• [Data about app and page elements]:
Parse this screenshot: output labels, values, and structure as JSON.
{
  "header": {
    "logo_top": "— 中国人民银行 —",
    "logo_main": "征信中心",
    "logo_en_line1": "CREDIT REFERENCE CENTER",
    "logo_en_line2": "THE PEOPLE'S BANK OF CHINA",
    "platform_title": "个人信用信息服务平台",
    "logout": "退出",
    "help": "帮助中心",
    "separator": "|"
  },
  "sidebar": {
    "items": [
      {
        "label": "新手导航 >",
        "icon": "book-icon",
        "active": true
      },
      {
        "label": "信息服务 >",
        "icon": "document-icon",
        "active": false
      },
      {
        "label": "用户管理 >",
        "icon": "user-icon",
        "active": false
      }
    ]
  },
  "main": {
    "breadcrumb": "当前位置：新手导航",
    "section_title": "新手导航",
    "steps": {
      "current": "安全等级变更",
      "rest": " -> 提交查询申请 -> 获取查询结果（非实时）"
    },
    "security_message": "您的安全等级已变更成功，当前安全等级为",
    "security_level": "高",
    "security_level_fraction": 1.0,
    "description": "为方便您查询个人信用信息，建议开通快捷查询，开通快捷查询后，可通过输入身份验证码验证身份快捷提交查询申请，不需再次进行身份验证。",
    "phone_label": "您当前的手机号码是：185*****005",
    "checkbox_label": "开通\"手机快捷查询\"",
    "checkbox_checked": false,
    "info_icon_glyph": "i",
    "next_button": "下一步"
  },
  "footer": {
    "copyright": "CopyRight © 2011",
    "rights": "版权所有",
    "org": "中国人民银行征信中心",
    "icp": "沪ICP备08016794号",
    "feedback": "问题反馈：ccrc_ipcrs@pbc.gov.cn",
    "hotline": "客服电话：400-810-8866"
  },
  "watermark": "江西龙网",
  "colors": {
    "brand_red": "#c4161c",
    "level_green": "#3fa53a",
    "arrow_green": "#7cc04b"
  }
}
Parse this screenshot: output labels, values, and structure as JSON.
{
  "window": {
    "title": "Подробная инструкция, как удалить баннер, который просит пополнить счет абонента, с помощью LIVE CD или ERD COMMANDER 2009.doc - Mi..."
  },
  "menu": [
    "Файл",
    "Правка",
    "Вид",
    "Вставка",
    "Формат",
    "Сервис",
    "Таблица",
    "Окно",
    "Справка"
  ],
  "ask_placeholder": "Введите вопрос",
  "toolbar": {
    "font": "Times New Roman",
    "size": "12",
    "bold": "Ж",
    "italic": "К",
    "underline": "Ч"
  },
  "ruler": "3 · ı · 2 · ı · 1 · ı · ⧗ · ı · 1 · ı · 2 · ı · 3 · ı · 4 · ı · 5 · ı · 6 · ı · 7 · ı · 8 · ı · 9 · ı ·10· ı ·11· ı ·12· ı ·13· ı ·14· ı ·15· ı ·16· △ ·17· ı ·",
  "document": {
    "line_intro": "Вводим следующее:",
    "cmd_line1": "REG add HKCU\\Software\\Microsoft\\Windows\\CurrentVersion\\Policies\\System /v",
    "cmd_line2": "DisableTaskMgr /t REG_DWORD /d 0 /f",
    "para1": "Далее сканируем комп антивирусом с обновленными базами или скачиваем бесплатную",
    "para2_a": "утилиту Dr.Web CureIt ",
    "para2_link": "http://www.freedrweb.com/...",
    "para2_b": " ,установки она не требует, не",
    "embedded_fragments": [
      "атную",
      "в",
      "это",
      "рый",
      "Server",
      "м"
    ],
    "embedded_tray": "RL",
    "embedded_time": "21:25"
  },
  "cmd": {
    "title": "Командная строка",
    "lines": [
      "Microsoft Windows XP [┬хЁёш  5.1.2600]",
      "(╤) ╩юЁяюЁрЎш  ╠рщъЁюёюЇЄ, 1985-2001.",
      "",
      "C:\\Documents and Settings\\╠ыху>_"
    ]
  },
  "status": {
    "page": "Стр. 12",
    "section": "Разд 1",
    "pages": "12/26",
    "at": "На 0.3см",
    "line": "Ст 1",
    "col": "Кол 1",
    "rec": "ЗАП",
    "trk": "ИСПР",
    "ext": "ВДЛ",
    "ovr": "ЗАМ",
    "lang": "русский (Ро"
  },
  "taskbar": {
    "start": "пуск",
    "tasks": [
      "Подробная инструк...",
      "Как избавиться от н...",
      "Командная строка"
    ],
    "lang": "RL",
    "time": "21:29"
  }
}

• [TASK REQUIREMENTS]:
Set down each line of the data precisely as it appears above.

• [ANSWER SPACE]:
Parse this screenshot: output labels, values, and structure as JSON.
{
  "header": {
    "logo_top": "— 中国人民银行 —",
    "logo_main": "征信中心",
    "logo_en_line1": "CREDIT REFERENCE CENTER",
    "logo_en_line2": "THE PEOPLE'S BANK OF CHINA",
    "platform_title": "个人信用信息服务平台",
    "logout": "退出",
    "help": "帮助中心",
    "separator": "|"
  },
  "sidebar": {
    "items": [
      {
        "label": "新手导航 >",
        "icon": "book-icon",
        "active": true
      },
      {
        "label": "信息服务 >",
        "icon": "document-icon",
        "active": false
      },
      {
        "label": "用户管理 >",
        "icon": "user-icon",
        "active": false
      }
    ]
  },
  "main": {
    "breadcrumb": "当前位置：新手导航",
    "section_title": "新手导航",
    "steps": {
      "current": "安全等级变更",
      "rest": " -> 提交查询申请 -> 获取查询结果（非实时）"
    },
    "security_message": "您的安全等级已变更成功，当前安全等级为",
    "security_level": "高",
    "security_level_fraction": 1.0,
    "description": "为方便您查询个人信用信息，建议开通快捷查询，开通快捷查询后，可通过输入身份验证码验证身份快捷提交查询申请，不需再次进行身份验证。",
    "phone_label": "您当前的手机号码是：185*****005",
    "checkbox_label": "开通\"手机快捷查询\"",
    "checkbox_checked": false,
    "info_icon_glyph": "i",
    "next_button": "下一步"
  },
  "footer": {
    "copyright": "CopyRight © 2011",
    "rights": "版权所有",
    "org": "中国人民银行征信中心",
    "icp": "沪ICP备08016794号",
    "feedback": "问题反馈：ccrc_ipcrs@pbc.gov.cn",
    "hotline": "客服电话：400-810-8866"
  },
  "watermark": "江西龙网",
  "colors": {
    "brand_red": "#c4161c",
    "level_green": "#3fa53a",
    "arrow_green": "#7cc04b"
  }
}
Parse this screenshot: output labels, values, and structure as JSON.
{
  "window": {
    "title": "Подробная инструкция, как удалить баннер, который просит пополнить счет абонента, с помощью LIVE CD или ERD COMMANDER 2009.doc - Mi..."
  },
  "menu": [
    "Файл",
    "Правка",
    "Вид",
    "Вставка",
    "Формат",
    "Сервис",
    "Таблица",
    "Окно",
    "Справка"
  ],
  "ask_placeholder": "Введите вопрос",
  "toolbar": {
    "font": "Times New Roman",
    "size": "12",
    "bold": "Ж",
    "italic": "К",
    "underline": "Ч"
  },
  "ruler": "3 · ı · 2 · ı · 1 · ı · ⧗ · ı · 1 · ı · 2 · ı · 3 · ı · 4 · ı · 5 · ı · 6 · ı · 7 · ı · 8 · ı · 9 · ı ·10· ı ·11· ı ·12· ı ·13· ı ·14· ı ·15· ı ·16· △ ·17· ı ·",
  "document": {
    "line_intro": "Вводим следующее:",
    "cmd_line1": "REG add HKCU\\Software\\Microsoft\\Windows\\CurrentVersion\\Policies\\System /v",
    "cmd_line2": "DisableTaskMgr /t REG_DWORD /d 0 /f",
    "para1": "Далее сканируем комп антивирусом с обновленными базами или скачиваем бесплатную",
    "para2_a": "утилиту Dr.Web CureIt ",
    "para2_link": "http://www.freedrweb.com/...",
    "para2_b": " ,установки она не требует, не",
    "embedded_fragments": [
      "атную",
      "в",
      "это",
      "рый",
      "Server",
      "м"
    ],
    "embedded_tray": "RL",
    "embedded_time": "21:25"
  },
  "cmd": {
    "title": "Командная строка",
    "lines": [
      "Microsoft Windows XP [┬хЁёш  5.1.2600]",
      "(╤) ╩юЁяюЁрЎш  ╠рщъЁюёюЇЄ, 1985-2001.",
      "",
      "C:\\Documents and Settings\\╠ыху>_"
    ]
  },
  "status": {
    "page": "Стр. 12",
    "section": "Разд 1",
    "pages": "12/26",
    "at": "На 0.3см",
    "line": "Ст 1",
    "col": "Кол 1",
    "rec": "ЗАП",
    "trk": "ИСПР",
    "ext": "ВДЛ",
    "ovr": "ЗАМ",
    "lang": "русский (Ро"
  },
  "taskbar": {
    "start": "пуск",
    "tasks": [
      "Подробная инструк...",
      "Как избавиться от н...",
      "Командная строка"
    ],
    "lang": "RL",
    "time": "21:29"
  }
}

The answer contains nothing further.